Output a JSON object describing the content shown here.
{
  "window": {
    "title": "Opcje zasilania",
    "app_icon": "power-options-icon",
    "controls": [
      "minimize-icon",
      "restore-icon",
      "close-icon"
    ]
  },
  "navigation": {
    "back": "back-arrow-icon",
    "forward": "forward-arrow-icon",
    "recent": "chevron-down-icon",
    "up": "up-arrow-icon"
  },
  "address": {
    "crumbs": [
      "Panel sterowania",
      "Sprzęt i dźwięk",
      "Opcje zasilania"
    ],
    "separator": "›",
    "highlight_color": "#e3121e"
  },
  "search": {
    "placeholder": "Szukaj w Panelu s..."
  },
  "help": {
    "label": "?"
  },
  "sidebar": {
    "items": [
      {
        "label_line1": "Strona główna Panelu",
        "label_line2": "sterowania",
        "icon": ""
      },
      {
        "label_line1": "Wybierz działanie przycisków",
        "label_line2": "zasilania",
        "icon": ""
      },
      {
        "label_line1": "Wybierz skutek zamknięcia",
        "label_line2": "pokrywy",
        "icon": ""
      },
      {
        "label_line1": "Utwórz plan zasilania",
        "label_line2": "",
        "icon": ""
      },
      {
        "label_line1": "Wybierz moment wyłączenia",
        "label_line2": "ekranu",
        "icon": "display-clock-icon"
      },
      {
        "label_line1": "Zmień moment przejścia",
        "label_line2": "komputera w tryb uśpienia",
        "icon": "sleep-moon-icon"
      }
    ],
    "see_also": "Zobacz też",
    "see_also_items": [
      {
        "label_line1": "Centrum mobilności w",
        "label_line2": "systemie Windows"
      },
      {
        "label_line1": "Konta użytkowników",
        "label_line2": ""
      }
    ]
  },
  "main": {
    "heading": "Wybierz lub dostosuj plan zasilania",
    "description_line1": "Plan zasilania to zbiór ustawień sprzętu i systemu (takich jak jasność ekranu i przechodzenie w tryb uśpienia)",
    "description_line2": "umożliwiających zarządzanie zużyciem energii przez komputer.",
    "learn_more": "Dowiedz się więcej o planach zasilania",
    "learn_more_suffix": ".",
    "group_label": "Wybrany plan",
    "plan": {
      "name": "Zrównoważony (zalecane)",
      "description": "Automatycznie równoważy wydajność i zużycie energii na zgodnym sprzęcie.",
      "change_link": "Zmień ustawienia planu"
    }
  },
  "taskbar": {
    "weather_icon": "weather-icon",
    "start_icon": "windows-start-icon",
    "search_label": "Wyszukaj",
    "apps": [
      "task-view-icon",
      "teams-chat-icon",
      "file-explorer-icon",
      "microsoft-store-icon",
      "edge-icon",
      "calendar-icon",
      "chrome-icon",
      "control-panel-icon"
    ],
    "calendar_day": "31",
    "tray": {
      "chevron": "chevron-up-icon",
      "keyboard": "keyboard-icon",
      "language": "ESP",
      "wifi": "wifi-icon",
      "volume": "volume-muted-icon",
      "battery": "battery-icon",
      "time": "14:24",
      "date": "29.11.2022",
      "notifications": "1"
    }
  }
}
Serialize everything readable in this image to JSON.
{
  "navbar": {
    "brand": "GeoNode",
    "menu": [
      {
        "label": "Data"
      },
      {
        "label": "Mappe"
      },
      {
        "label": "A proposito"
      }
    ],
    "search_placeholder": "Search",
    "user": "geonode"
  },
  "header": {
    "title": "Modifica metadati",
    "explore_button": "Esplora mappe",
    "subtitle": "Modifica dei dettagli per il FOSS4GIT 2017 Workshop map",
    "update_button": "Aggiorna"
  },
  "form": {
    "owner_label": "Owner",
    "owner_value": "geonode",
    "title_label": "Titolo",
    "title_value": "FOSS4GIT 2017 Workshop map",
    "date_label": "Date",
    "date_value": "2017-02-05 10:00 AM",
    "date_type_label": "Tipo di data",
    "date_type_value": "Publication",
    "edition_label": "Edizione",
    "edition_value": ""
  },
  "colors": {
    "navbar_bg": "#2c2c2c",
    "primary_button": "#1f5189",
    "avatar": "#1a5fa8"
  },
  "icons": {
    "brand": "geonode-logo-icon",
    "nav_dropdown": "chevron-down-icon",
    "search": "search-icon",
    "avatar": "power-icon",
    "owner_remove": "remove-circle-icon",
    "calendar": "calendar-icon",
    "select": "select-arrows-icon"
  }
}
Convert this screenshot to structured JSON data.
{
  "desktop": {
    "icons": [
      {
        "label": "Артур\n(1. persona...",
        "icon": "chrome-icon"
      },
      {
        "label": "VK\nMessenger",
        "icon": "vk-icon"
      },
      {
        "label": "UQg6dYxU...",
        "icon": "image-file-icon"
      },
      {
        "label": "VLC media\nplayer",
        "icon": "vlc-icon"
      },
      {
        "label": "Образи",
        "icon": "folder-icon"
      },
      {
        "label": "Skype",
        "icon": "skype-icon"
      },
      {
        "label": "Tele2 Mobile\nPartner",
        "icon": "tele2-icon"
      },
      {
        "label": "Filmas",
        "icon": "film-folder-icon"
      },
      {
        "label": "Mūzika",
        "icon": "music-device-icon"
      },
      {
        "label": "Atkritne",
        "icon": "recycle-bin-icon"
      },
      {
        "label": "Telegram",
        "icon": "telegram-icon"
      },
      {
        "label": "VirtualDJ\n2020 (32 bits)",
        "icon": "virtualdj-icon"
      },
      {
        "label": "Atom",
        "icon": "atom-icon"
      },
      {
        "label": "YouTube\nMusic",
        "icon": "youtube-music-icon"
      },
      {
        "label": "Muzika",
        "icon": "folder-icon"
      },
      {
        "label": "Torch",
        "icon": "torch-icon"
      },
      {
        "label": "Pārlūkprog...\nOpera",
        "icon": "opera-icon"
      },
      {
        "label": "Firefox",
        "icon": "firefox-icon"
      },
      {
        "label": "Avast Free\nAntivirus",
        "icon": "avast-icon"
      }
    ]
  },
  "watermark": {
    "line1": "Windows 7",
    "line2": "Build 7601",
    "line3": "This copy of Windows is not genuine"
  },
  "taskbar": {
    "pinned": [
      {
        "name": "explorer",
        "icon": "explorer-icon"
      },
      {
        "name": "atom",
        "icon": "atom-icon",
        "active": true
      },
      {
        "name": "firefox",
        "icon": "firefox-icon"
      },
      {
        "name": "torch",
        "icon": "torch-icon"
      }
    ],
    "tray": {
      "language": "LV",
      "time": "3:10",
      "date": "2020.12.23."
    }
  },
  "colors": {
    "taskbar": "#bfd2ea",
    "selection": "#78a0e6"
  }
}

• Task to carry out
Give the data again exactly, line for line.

• Task output
Output a JSON object describing the content shown here.
{
  "window": {
    "title": "Opcje zasilania",
    "app_icon": "power-options-icon",
    "controls": [
      "minimize-icon",
      "restore-icon",
      "close-icon"
    ]
  },
  "navigation": {
    "back": "back-arrow-icon",
    "forward": "forward-arrow-icon",
    "recent": "chevron-down-icon",
    "up": "up-arrow-icon"
  },
  "address": {
    "crumbs": [
      "Panel sterowania",
      "Sprzęt i dźwięk",
      "Opcje zasilania"
    ],
    "separator": "›",
    "highlight_color": "#e3121e"
  },
  "search": {
    "placeholder": "Szukaj w Panelu s..."
  },
  "help": {
    "label": "?"
  },
  "sidebar": {
    "items": [
      {
        "label_line1": "Strona główna Panelu",
        "label_line2": "sterowania",
        "icon": ""
      },
      {
        "label_line1": "Wybierz działanie przycisków",
        "label_line2": "zasilania",
        "icon": ""
      },
      {
        "label_line1": "Wybierz skutek zamknięcia",
        "label_line2": "pokrywy",
        "icon": ""
      },
      {
        "label_line1": "Utwórz plan zasilania",
        "label_line2": "",
        "icon": ""
      },
      {
        "label_line1": "Wybierz moment wyłączenia",
        "label_line2": "ekranu",
        "icon": "display-clock-icon"
      },
      {
        "label_line1": "Zmień moment przejścia",
        "label_line2": "komputera w tryb uśpienia",
        "icon": "sleep-moon-icon"
      }
    ],
    "see_also": "Zobacz też",
    "see_also_items": [
      {
        "label_line1": "Centrum mobilności w",
        "label_line2": "systemie Windows"
      },
      {
        "label_line1": "Konta użytkowników",
        "label_line2": ""
      }
    ]
  },
  "main": {
    "heading": "Wybierz lub dostosuj plan zasilania",
    "description_line1": "Plan zasilania to zbiór ustawień sprzętu i systemu (takich jak jasność ekranu i przechodzenie w tryb uśpienia)",
    "description_line2": "umożliwiających zarządzanie zużyciem energii przez komputer.",
    "learn_more": "Dowiedz się więcej o planach zasilania",
    "learn_more_suffix": ".",
    "group_label": "Wybrany plan",
    "plan": {
      "name": "Zrównoważony (zalecane)",
      "description": "Automatycznie równoważy wydajność i zużycie energii na zgodnym sprzęcie.",
      "change_link": "Zmień ustawienia planu"
    }
  },
  "taskbar": {
    "weather_icon": "weather-icon",
    "start_icon": "windows-start-icon",
    "search_label": "Wyszukaj",
    "apps": [
      "task-view-icon",
      "teams-chat-icon",
      "file-explorer-icon",
      "microsoft-store-icon",
      "edge-icon",
      "calendar-icon",
      "chrome-icon",
      "control-panel-icon"
    ],
    "calendar_day": "31",
    "tray": {
      "chevron": "chevron-up-icon",
      "keyboard": "keyboard-icon",
      "language": "ESP",
      "wifi": "wifi-icon",
      "volume": "volume-muted-icon",
      "battery": "battery-icon",
      "time": "14:24",
      "date": "29.11.2022",
      "notifications": "1"
    }
  }
}
Serialize everything readable in this image to JSON.
{
  "navbar": {
    "brand": "GeoNode",
    "menu": [
      {
        "label": "Data"
      },
      {
        "label": "Mappe"
      },
      {
        "label": "A proposito"
      }
    ],
    "search_placeholder": "Search",
    "user": "geonode"
  },
  "header": {
    "title": "Modifica metadati",
    "explore_button": "Esplora mappe",
    "subtitle": "Modifica dei dettagli per il FOSS4GIT 2017 Workshop map",
    "update_button": "Aggiorna"
  },
  "form": {
    "owner_label": "Owner",
    "owner_value": "geonode",
    "title_label": "Titolo",
    "title_value": "FOSS4GIT 2017 Workshop map",
    "date_label": "Date",
    "date_value": "2017-02-05 10:00 AM",
    "date_type_label": "Tipo di data",
    "date_type_value": "Publication",
    "edition_label": "Edizione",
    "edition_value": ""
  },
  "colors": {
    "navbar_bg": "#2c2c2c",
    "primary_button": "#1f5189",
    "avatar": "#1a5fa8"
  },
  "icons": {
    "brand": "geonode-logo-icon",
    "nav_dropdown": "chevron-down-icon",
    "search": "search-icon",
    "avatar": "power-icon",
    "owner_remove": "remove-circle-icon",
    "calendar": "calendar-icon",
    "select": "select-arrows-icon"
  }
}
Convert this screenshot to structured JSON data.
{
  "desktop": {
    "icons": [
      {
        "label": "Артур\n(1. persona...",
        "icon": "chrome-icon"
      },
      {
        "label": "VK\nMessenger",
        "icon": "vk-icon"
      },
      {
        "label": "UQg6dYxU...",
        "icon": "image-file-icon"
      },
      {
        "label": "VLC media\nplayer",
        "icon": "vlc-icon"
      },
      {
        "label": "Образи",
        "icon": "folder-icon"
      },
      {
        "label": "Skype",
        "icon": "skype-icon"
      },
      {
        "label": "Tele2 Mobile\nPartner",
        "icon": "tele2-icon"
      },
      {
        "label": "Filmas",
        "icon": "film-folder-icon"
      },
      {
        "label": "Mūzika",
        "icon": "music-device-icon"
      },
      {
        "label": "Atkritne",
        "icon": "recycle-bin-icon"
      },
      {
        "label": "Telegram",
        "icon": "telegram-icon"
      },
      {
        "label": "VirtualDJ\n2020 (32 bits)",
        "icon": "virtualdj-icon"
      },
      {
        "label": "Atom",
        "icon": "atom-icon"
      },
      {
        "label": "YouTube\nMusic",
        "icon": "youtube-music-icon"
      },
      {
        "label": "Muzika",
        "icon": "folder-icon"
      },
      {
        "label": "Torch",
        "icon": "torch-icon"
      },
      {
        "label": "Pārlūkprog...\nOpera",
        "icon": "opera-icon"
      },
      {
        "label": "Firefox",
        "icon": "firefox-icon"
      },
      {
        "label": "Avast Free\nAntivirus",
        "icon": "avast-icon"
      }
    ]
  },
  "watermark": {
    "line1": "Windows 7",
    "line2": "Build 7601",
    "line3": "This copy of Windows is not genuine"
  },
  "taskbar": {
    "pinned": [
      {
        "name": "explorer",
        "icon": "explorer-icon"
      },
      {
        "name": "atom",
        "icon": "atom-icon",
        "active": true
      },
      {
        "name": "firefox",
        "icon": "firefox-icon"
      },
      {
        "name": "torch",
        "icon": "torch-icon"
      }
    ],
    "tray": {
      "language": "LV",
      "time": "3:10",
      "date": "2020.12.23."
    }
  },
  "colors": {
    "taskbar": "#bfd2ea",
    "selection": "#78a0e6"
  }
}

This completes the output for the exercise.